Although the Bankruptcy Code does not define “executory contract,” the widely adopted definition explains it as a “contract under which the obligation of both the bankrupt and the other party to the contract are so far underperformed that the failure of either to complete performance would constitute a material breach excusing the performance of the other.” Bankruptcy Judge Martin Isgur of the Southern District of Texas, In re Cornerstone Valve, LLC, et al., Case No. 19-30869, recently held that a creditor’s failure to properly analyze its contract with the debtor resulted in its otherwise valid unsecured claim being untimely filed.
Debtor Cornerstone Valve LLC (“Cornerstone”) designed and manufactured high integrity valves. Pursuant to a contract, Valve Venture LLC (“Valve Venture”) supplied parts and inspected Cornerstone's designs. In the course of their relationship, Cornerstone received damaged parts from Valve Venture which Cornerstone blamed on improper packaging by Valve Venture. Cornerstone then lost a major client, and again blamed Valve Venture. As a result, Cornerstone cancelled its remaining orders with Valve Venture. Six months later, on February 19, 2019, Cornerstone filed a Chapter 11 petition in bankruptcy court in the Southern District of Texas. The Court confirmed Cornerstone’s plan of reorganization on November 7, 2019.
Prior to confirmation, the Court had set the general bar date for claim holders as July 8, 2019. The confirmed plan also provided that damages arising from the rejection of an executory contract or lease could be filed up to 30 days after the effective date of the plan. After the general bar date, but before the bar date for rejection damages, Valve Venture filed a proof of claim in the amount of $81,492.87 based on unpaid invoices from its pre-petition contract with Cornerstone which Value Venture believed was executory in nature.
The plan paid a 20% dividend to unsecured creditors, but not to Valve Venture. The bankruptcy court explained that the timing of the contract issues and the parties’ course of performance made the contract non-executory. Relevant to this conclusion was Valve Venture’s August 28, 2018 acknowledged performance of its obligation, in which it insisted it was not at fault, and that Cornerstone was obligated to perform on five open sale orders. The next day, Cornerstone communicated to Valve Venture that it would consider the five open sale orders canceled unless Valve Venture changed the current payment terms. On September 3, 2018, Valve Venture again insisted that Cornerstone must pay because Valve Venture had already accomplished the terms of the contract.

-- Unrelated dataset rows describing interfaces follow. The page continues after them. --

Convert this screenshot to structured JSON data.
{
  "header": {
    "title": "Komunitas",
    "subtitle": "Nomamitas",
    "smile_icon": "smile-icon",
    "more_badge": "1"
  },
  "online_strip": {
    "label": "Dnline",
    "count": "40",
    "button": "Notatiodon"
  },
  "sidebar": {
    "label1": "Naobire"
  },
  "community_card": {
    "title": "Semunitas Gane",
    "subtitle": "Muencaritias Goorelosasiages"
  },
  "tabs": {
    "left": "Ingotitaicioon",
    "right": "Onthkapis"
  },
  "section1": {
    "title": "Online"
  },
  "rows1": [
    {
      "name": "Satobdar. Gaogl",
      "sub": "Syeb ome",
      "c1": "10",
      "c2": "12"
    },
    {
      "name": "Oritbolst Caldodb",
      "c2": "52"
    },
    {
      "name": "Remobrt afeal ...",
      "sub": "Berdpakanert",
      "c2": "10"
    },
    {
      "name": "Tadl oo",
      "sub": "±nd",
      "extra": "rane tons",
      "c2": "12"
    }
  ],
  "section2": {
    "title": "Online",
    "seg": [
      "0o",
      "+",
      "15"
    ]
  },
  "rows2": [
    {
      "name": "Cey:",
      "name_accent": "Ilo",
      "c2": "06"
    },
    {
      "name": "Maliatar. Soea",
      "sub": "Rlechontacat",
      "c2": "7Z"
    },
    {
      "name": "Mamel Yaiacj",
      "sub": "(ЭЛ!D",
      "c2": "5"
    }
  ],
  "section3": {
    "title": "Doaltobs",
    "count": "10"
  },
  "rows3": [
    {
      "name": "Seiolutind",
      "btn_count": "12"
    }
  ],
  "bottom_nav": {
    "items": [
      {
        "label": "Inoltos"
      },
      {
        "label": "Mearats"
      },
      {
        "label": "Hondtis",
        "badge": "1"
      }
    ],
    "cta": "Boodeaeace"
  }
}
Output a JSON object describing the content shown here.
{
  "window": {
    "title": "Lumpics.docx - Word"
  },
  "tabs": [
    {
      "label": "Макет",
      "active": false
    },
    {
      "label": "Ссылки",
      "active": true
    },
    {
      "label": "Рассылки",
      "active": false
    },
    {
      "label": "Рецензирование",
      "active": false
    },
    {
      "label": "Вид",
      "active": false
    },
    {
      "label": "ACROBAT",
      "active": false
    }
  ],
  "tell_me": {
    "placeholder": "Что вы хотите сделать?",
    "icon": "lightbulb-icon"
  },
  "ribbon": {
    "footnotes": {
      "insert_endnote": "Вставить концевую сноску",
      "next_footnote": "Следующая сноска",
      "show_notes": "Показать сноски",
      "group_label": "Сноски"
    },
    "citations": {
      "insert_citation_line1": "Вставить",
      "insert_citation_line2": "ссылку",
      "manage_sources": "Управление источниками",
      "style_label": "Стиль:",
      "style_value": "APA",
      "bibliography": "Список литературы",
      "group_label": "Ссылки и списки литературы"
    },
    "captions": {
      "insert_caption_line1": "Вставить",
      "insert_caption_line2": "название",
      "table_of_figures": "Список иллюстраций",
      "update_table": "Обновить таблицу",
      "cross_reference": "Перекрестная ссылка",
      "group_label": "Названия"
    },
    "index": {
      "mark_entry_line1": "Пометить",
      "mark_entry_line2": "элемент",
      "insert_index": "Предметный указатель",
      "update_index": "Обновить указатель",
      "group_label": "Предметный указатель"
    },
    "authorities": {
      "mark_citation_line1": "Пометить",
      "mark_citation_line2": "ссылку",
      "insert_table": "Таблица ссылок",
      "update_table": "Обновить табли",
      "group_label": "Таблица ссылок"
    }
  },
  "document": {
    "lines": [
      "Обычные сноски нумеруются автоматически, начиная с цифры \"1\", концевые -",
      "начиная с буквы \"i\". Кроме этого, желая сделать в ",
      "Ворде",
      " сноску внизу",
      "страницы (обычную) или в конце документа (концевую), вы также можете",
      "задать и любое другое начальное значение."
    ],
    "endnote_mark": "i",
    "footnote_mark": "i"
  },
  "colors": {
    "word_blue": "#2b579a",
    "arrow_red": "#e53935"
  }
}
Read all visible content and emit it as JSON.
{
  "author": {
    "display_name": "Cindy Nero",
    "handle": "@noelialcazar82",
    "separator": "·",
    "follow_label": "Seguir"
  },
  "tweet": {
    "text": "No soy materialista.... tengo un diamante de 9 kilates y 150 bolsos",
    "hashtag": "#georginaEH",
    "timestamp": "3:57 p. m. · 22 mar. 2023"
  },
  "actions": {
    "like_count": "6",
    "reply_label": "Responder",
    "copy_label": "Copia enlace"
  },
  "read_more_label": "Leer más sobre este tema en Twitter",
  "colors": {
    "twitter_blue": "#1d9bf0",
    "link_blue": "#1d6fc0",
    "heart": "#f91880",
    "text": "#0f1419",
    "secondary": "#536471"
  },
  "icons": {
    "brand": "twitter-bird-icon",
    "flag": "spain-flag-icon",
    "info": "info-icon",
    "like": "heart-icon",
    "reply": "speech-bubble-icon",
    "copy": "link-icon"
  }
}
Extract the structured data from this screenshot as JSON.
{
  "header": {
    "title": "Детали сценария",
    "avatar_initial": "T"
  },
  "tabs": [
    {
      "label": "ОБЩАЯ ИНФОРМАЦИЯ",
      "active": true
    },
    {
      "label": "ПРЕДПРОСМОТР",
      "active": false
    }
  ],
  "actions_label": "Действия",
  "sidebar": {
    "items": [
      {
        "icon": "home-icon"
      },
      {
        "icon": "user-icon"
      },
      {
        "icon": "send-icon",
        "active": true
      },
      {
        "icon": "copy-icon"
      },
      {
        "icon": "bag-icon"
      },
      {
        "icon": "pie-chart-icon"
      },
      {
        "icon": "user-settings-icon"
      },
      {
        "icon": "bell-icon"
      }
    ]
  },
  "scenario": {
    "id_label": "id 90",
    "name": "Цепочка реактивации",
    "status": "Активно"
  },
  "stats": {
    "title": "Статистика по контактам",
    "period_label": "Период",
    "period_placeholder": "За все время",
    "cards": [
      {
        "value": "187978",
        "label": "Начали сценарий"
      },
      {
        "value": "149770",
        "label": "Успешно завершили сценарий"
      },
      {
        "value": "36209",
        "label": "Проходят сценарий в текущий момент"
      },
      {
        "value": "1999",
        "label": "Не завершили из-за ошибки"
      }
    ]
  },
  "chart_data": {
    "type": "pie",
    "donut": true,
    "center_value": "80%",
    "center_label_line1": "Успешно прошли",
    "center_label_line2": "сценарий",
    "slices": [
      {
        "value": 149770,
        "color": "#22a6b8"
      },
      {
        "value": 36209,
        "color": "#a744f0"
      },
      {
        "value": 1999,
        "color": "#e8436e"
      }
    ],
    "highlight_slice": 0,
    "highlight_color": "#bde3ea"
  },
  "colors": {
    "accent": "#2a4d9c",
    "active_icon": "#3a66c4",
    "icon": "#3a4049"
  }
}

Quoting In re C&S Grain Co., 47 F.3d 233, 237 (7th Cir. 1995), Judge Isgur stated that “in the face of clear evidence of an intent to repudiate, the non-repudiating party is no longer under an obligation to perform. Because one party is not obligated to perform, the contract is no longer executory as defined in bankruptcy.” Whether or not Cornerstone was justified in canceling the remaining orders, the bankruptcy court stated that the “effect was a repudiation of the contract by Cornerstone … [as] the parties’ course of performance shows that there were not remaining material obligations on both sides.” The bankruptcy court further noted that wrong or not, Cornerstone’s conduct left Valve Venture knowing that it had no reasonable basis to believe Cornerstone still sought performance of the contract, or that Cornerstone would pay the remaining invoices in full. Likewise, Cornerstone did not expect Valve Venture to inspect or ship canceled orders. “Because the contract was not executory, Valve Venture was not justified in waiting until the executory contract bar date to file its Proof of Claim.” Id. at 6. Thus, there existed nothing for the debtor to assume or reject.1
Though Valve Venture did not retain its present counsel until after the general bar date, Judge Isgur noted that its initial counsel encouraged the creditor to find an actual bankruptcy attorney to advise on the executory nature of the contract, the filing of a proof of claim, and the bankruptcy in general. Sage advice, indeed.
1Though some courts disagree as to whether a repudiated contract is no longer executory, they reached their decisions out of concern that pre-petition repudiations should not limit a debtor’s ability to assume an executory contract. See In re Kemeta, LLC, 470 B.R. 304 (Bankr. D. Del. 2012). Such was not the case for Cornerstone.